Social media allows us to scan our old photos and upload them and share them with the world.
Some of these images have made such nostalgia that they have been known to create friendships and helps us reconnect with old friends. One of those is the hit theme on Facebook known as “Throwback Thursday,” where people post photos from long ago.
It’s always to see the styles and times have changed and its quite interesting to remember those old schoolmates in an old class photos. There is nothing quite like seeing some old photos from the eighties.
Even old music has a way of changing our mood, sending us back to a time from long ago.
But what about those old tools and appliances? Every no and then an old photo of a tool pops up, and really makes you appreciate the modern tools we have today.
On a site called “Do You Remember,” an image is posted of something that appears to be an old tool. Can you guess what it is?
You might think it is an old garden tool or you may think it is made to pull apart clam shells. It definitely looks close to some sort of shovel. But it is dangerous with that sharp triangular age.
The truth is that it is a vintage can opener spout.
These old opener spouts were made to open tins of turbine engine oil and they are made using a sheet metal spout. The tip of the spout had a point end that was made to pierce the top of the tin, which then gave access to the oil.
If you look closely, the shape of the tool is somewhat similar to those tools that are used to crack open those cans of juice. The opening results in a puncture that is in the shape of a triangle.
Nowadays, if an oil can opener is still even used, it would probably be a lot smaller. As time goes on, tools like this tend to become more compact and take up less space. New inventors find ways to create tools that are just as useful, if not more, with less supplies needed.
If you search online long enough, you will find other vintage oil can openers and over the years, they have in fact, gotten smaller.
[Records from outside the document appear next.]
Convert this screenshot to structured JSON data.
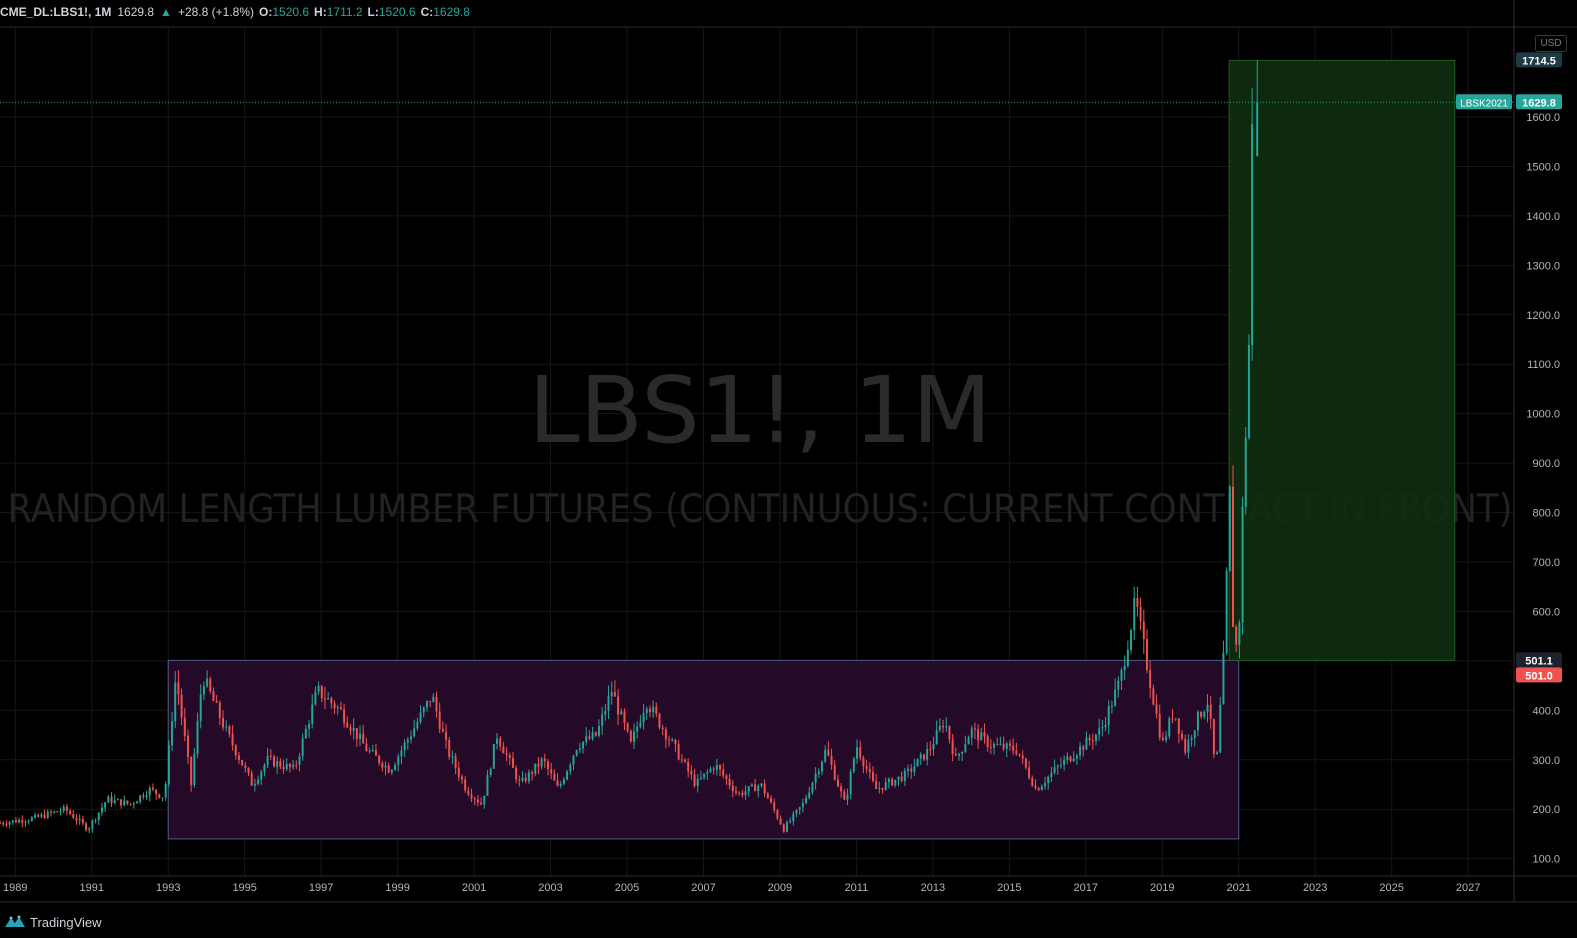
{
  "legend": {
    "symbol": "CME_DL:LBS1!, 1M",
    "last": "1629.8",
    "change": "+28.8 (+1.8%)",
    "open_label": "O:",
    "open": "1520.6",
    "high_label": "H:",
    "high": "1711.2",
    "low_label": "L:",
    "low": "1520.6",
    "close_label": "C:",
    "close": "1629.8"
  },
  "watermark": {
    "line1": "LBS1!, 1M",
    "line2": "RANDOM LENGTH LUMBER FUTURES (CONTINUOUS: CURRENT CONTRACT IN FRONT)"
  },
  "currency": "USD",
  "brand": "TradingView",
  "price_labels": {
    "high_marker": "1714.5",
    "last_symbol": "LBSK2021",
    "last_value": "1629.8",
    "box_top": "501.1",
    "box_bottom": "501.0"
  },
  "colors": {
    "up": "#26a69a",
    "down": "#ef5350",
    "range_box_fill": "#2a0b2f",
    "range_box_border": "#4a5d8a",
    "target_box_fill": "#0e2f10",
    "target_box_border": "#1e5a22",
    "grid": "#15171c",
    "axis_text": "#b2b5be"
  },
  "chart_data": {
    "type": "candlestick",
    "interval": "1M",
    "y_scale": "linear",
    "ylim": [
      65,
      1780
    ],
    "y_ticks": [
      100,
      200,
      300,
      400,
      500,
      600,
      700,
      800,
      900,
      1000,
      1100,
      1200,
      1300,
      1400,
      1500,
      1600
    ],
    "y_tick_labels": [
      "100.0",
      "200.0",
      "300.0",
      "400.0",
      "500.0",
      "600.0",
      "700.0",
      "800.0",
      "900.0",
      "1000.0",
      "1100.0",
      "1200.0",
      "1300.0",
      "1400.0",
      "1500.0",
      "1600.0"
    ],
    "xlim": [
      1988.6,
      2028.2
    ],
    "x_ticks": [
      1989,
      1991,
      1993,
      1995,
      1997,
      1999,
      2001,
      2003,
      2005,
      2007,
      2009,
      2011,
      2013,
      2015,
      2017,
      2019,
      2021,
      2023,
      2025,
      2027
    ],
    "x_tick_labels": [
      "1989",
      "1991",
      "1993",
      "1995",
      "1997",
      "1999",
      "2001",
      "2003",
      "2005",
      "2007",
      "2009",
      "2011",
      "2013",
      "2015",
      "2017",
      "2019",
      "2021",
      "2023",
      "2025",
      "2027"
    ],
    "grid": true,
    "anchors": [
      [
        1988.6,
        172
      ],
      [
        1989.5,
        182
      ],
      [
        1990.3,
        200
      ],
      [
        1990.9,
        160
      ],
      [
        1991.4,
        220
      ],
      [
        1992.0,
        210
      ],
      [
        1992.5,
        240
      ],
      [
        1992.9,
        225
      ],
      [
        1993.2,
        470
      ],
      [
        1993.6,
        250
      ],
      [
        1993.9,
        470
      ],
      [
        1994.5,
        360
      ],
      [
        1995.2,
        250
      ],
      [
        1995.6,
        300
      ],
      [
        1996.3,
        280
      ],
      [
        1996.9,
        440
      ],
      [
        1997.5,
        400
      ],
      [
        1998.2,
        320
      ],
      [
        1998.8,
        280
      ],
      [
        1999.4,
        360
      ],
      [
        1999.9,
        430
      ],
      [
        2000.3,
        320
      ],
      [
        2000.8,
        240
      ],
      [
        2001.2,
        210
      ],
      [
        2001.6,
        350
      ],
      [
        2002.2,
        250
      ],
      [
        2002.8,
        300
      ],
      [
        2003.2,
        240
      ],
      [
        2003.7,
        330
      ],
      [
        2004.2,
        350
      ],
      [
        2004.6,
        440
      ],
      [
        2005.1,
        330
      ],
      [
        2005.5,
        420
      ],
      [
        2006.2,
        330
      ],
      [
        2006.8,
        250
      ],
      [
        2007.3,
        290
      ],
      [
        2007.9,
        230
      ],
      [
        2008.5,
        250
      ],
      [
        2009.1,
        160
      ],
      [
        2009.6,
        210
      ],
      [
        2010.2,
        320
      ],
      [
        2010.7,
        210
      ],
      [
        2011.0,
        330
      ],
      [
        2011.5,
        240
      ],
      [
        2012.3,
        270
      ],
      [
        2012.9,
        320
      ],
      [
        2013.3,
        380
      ],
      [
        2013.6,
        300
      ],
      [
        2014.0,
        360
      ],
      [
        2014.5,
        330
      ],
      [
        2015.2,
        320
      ],
      [
        2015.7,
        240
      ],
      [
        2016.2,
        280
      ],
      [
        2016.8,
        320
      ],
      [
        2017.4,
        360
      ],
      [
        2017.9,
        460
      ],
      [
        2018.3,
        620
      ],
      [
        2018.7,
        450
      ],
      [
        2019.0,
        330
      ],
      [
        2019.3,
        400
      ],
      [
        2019.6,
        320
      ],
      [
        2019.9,
        380
      ],
      [
        2020.2,
        420
      ],
      [
        2020.4,
        270
      ],
      [
        2020.6,
        500
      ],
      [
        2020.7,
        700
      ],
      [
        2020.8,
        900
      ],
      [
        2020.85,
        580
      ],
      [
        2020.95,
        520
      ],
      [
        2021.05,
        620
      ],
      [
        2021.1,
        800
      ],
      [
        2021.2,
        1000
      ],
      [
        2021.25,
        960
      ],
      [
        2021.3,
        1500
      ],
      [
        2021.4,
        1629.8
      ]
    ],
    "rect_purple": {
      "x1": 1993.0,
      "x2": 2021.0,
      "y1": 140,
      "y2": 501.1
    },
    "rect_green": {
      "x1": 2020.75,
      "x2": 2026.65,
      "y1": 501.1,
      "y2": 1714.5
    },
    "last_price": 1629.8,
    "high_price": 1714.5,
    "seed": 7
  }
}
This spout opener dates back to the 1980s. Even though it is vintage, it’s shockingly not very old.